I said above that there are no true shortcuts when it comes to reading speed, but there are some things you can do in order to read faster if you have an exam tomorrow and it’s too late to increase speed in general. These methods will be familiar to anyone who can read quickly in their native language, so I’m not claiming to present something new, just making sure everyone knows these practical tricks:
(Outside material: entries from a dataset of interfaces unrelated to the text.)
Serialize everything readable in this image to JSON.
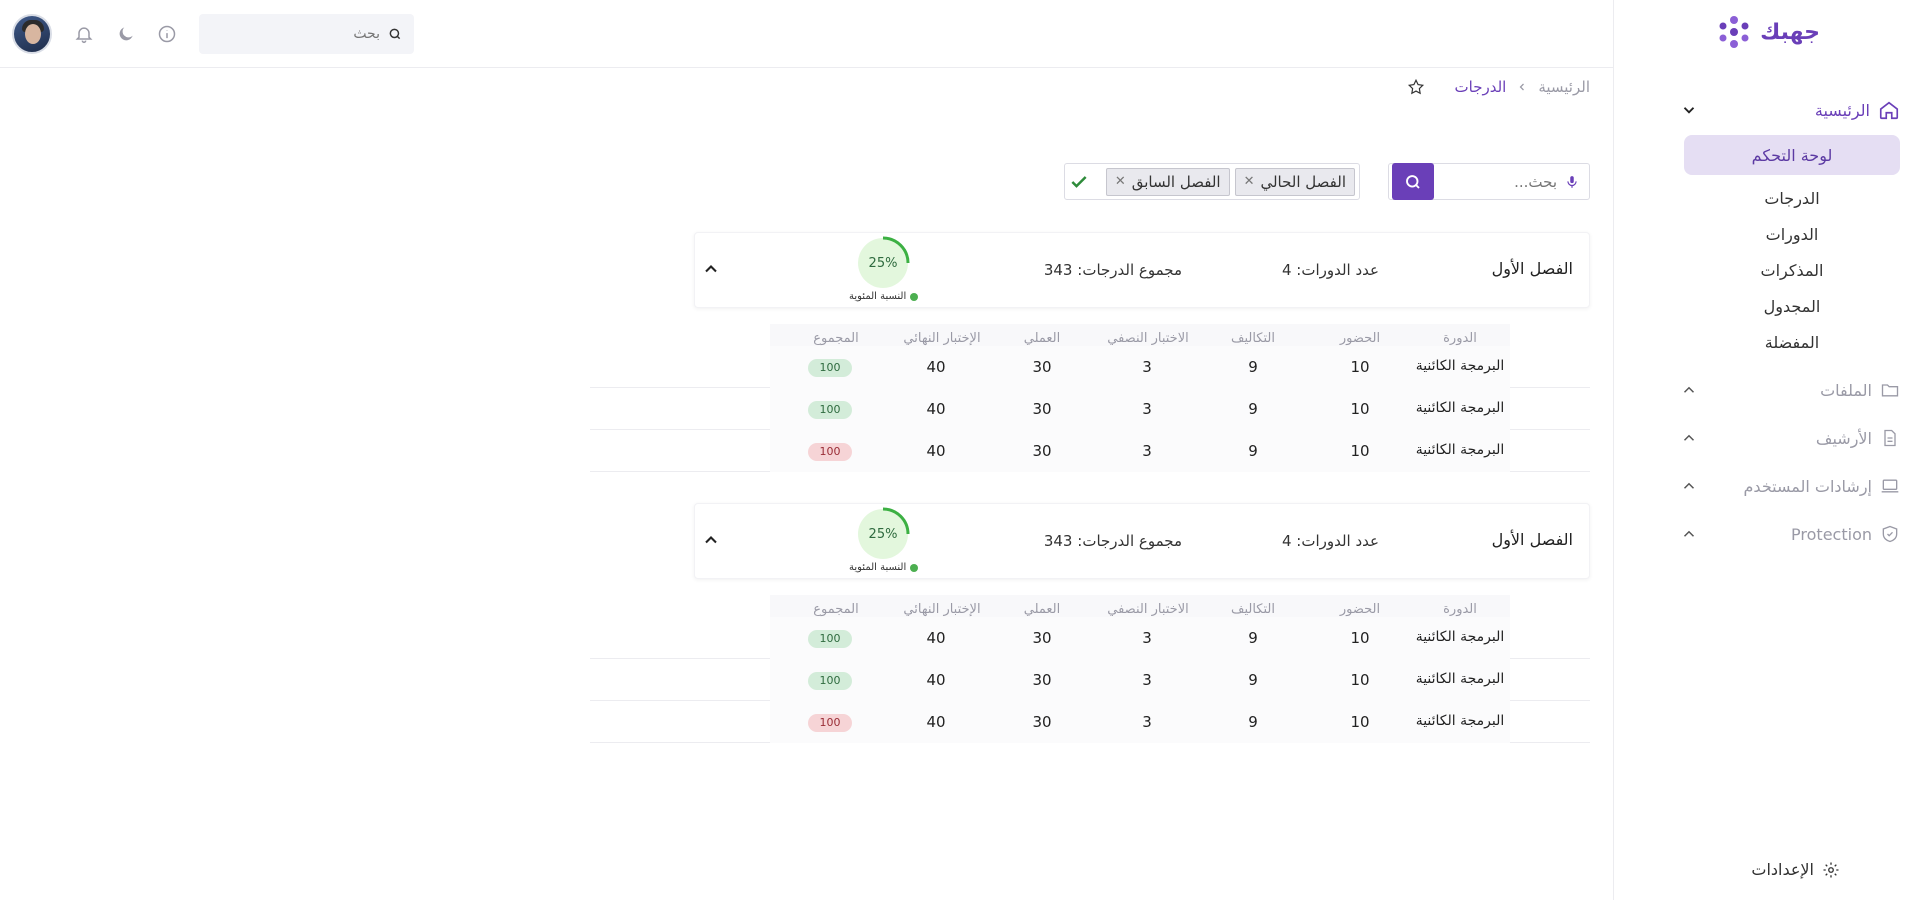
{
  "app": {
    "logo_text": "جهبك",
    "brand_color": "#6a3fb8"
  },
  "topbar": {
    "search_placeholder": "بحث"
  },
  "sidebar": {
    "home_label": "الرئيسية",
    "sub_items": [
      {
        "label": "لوحة التحكم",
        "active": true
      },
      {
        "label": "الدرجات"
      },
      {
        "label": "الدورات"
      },
      {
        "label": "المذكرات"
      },
      {
        "label": "المجدول"
      },
      {
        "label": "المفضلة"
      }
    ],
    "groups": [
      {
        "label": "الملفات",
        "icon": "folder-icon"
      },
      {
        "label": "الأرشيف",
        "icon": "document-icon"
      },
      {
        "label": "إرشادات المستخدم",
        "icon": "laptop-icon"
      },
      {
        "label": "Protection",
        "icon": "shield-icon"
      }
    ],
    "settings_label": "الإعدادات"
  },
  "breadcrumb": {
    "home": "الرئيسية",
    "current": "الدرجات"
  },
  "filter": {
    "search_placeholder": "بحث...",
    "chips": [
      "الفصل الحالي",
      "الفصل  السابق"
    ]
  },
  "table_headers": [
    "الدورة",
    "الحضور",
    "التكاليف",
    "الاختبار النصفي",
    "العملي",
    "الإختبار النهائي",
    "المجموع"
  ],
  "semesters": [
    {
      "title": "الفصل الأول",
      "course_count": "عدد الدورات: 4",
      "total_label": "مجموع الدرجات:",
      "total_value": "343",
      "percent": "25%",
      "percent_value": 0.25,
      "percent_label": "النسبة المئوية",
      "rows": [
        {
          "course": "البرمجة الكائنية",
          "attendance": "10",
          "assignments": "9",
          "midterm": "3",
          "practical": "30",
          "final": "40",
          "total": "100",
          "status": "ok"
        },
        {
          "course": "البرمجة الكائنية",
          "attendance": "10",
          "assignments": "9",
          "midterm": "3",
          "practical": "30",
          "final": "40",
          "total": "100",
          "status": "ok"
        },
        {
          "course": "البرمجة الكائنية",
          "attendance": "10",
          "assignments": "9",
          "midterm": "3",
          "practical": "30",
          "final": "40",
          "total": "100",
          "status": "bad"
        }
      ]
    },
    {
      "title": "الفصل الأول",
      "course_count": "عدد الدورات: 4",
      "total_label": "مجموع الدرجات:",
      "total_value": "343",
      "percent": "25%",
      "percent_value": 0.25,
      "percent_label": "النسبة المئوية",
      "rows": [
        {
          "course": "البرمجة الكائنية",
          "attendance": "10",
          "assignments": "9",
          "midterm": "3",
          "practical": "30",
          "final": "40",
          "total": "100",
          "status": "ok"
        },
        {
          "course": "البرمجة الكائنية",
          "attendance": "10",
          "assignments": "9",
          "midterm": "3",
          "practical": "30",
          "final": "40",
          "total": "100",
          "status": "ok"
        },
        {
          "course": "البرمجة الكائنية",
          "attendance": "10",
          "assignments": "9",
          "midterm": "3",
          "practical": "30",
          "final": "40",
          "total": "100",
          "status": "bad"
        }
      ]
    }
  ]
}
  • Don’t read linearly: Just because a text is written in a certain way (usually from left to right and top to bottom), it doesn’t mean you have to read it this way. Read headings first, so you know what you’ll expect. Read the first and the last sentence of a passage first, they usually contain lots of information. Also, read the questions before you read the text.
  • Don’t re-read immediately if you stumble on a word: This requires practise, but if you encounter a word you don’t know or a sentence you didn’t really get, don’t re-read it immediately. Finish the paragraph first, because it’s quite likely you’ll understand the difficult automatically because you know the rest of the content. Even if it isn’t automatic and you have to go back and re-read the tricky sentence, you still stand a better chance of understanding it if you know what comes after.
  • Don’t read sentences you don’t have to read: If you read the questions first (which you always should), you might figure out halfway through a sentence that this isn’t related to the questions at all. Skip the rest of the sentence and try to find where the text starts talking about things you really need to know.
  • A caveat for tricky language tests: Some tests will deliberately try to trip you up. It might look like a passage is about something or that someone’s opinion about a topic is in a certain way, but then in one key sentence, that is turned upside down. This in not very common in natural texts produced in natural situations, but it does occur in some proficiency tests. Thus, skimming through a text to find something which is related to the question and then taking that as your final answer might be extremely dangerous.

The road is long, you’d better start walking now

If you want to be able to read quickly, it will require a lot of practise. Even if you use all the accumulated wisdom of the internet (I’ve tried to highlight what I find most useful here, see further reading for more), it will still take many, many hours to achieve high reading speed in Chinese. Reading speed is mostly about exposure and volume, combined with conscious and targeted practise. If you’re having problems passing that proficiency test, don’t wait until two weeks before the exam and start practising reading speed. You need to practise now!

I don’t have all the answers

Even if I have tried a number of different ways of improving reading speed in different languages, I’m not in any way an expert. I’m sure there are useful things I haven’t brought up or that I can be explained in a better way than I’ve done here. I would love to hear what you have to say, especially if you have something I haven’t mentioned which has been useful for you. Share and enjoy!

Further reading, references and credits

Speed reading on Mind Tools
How to read faster 101
Imron’s post in this thread on Chinese Forums
This (entire) thread, also on Chinese forums
Speed reading on Wikipedia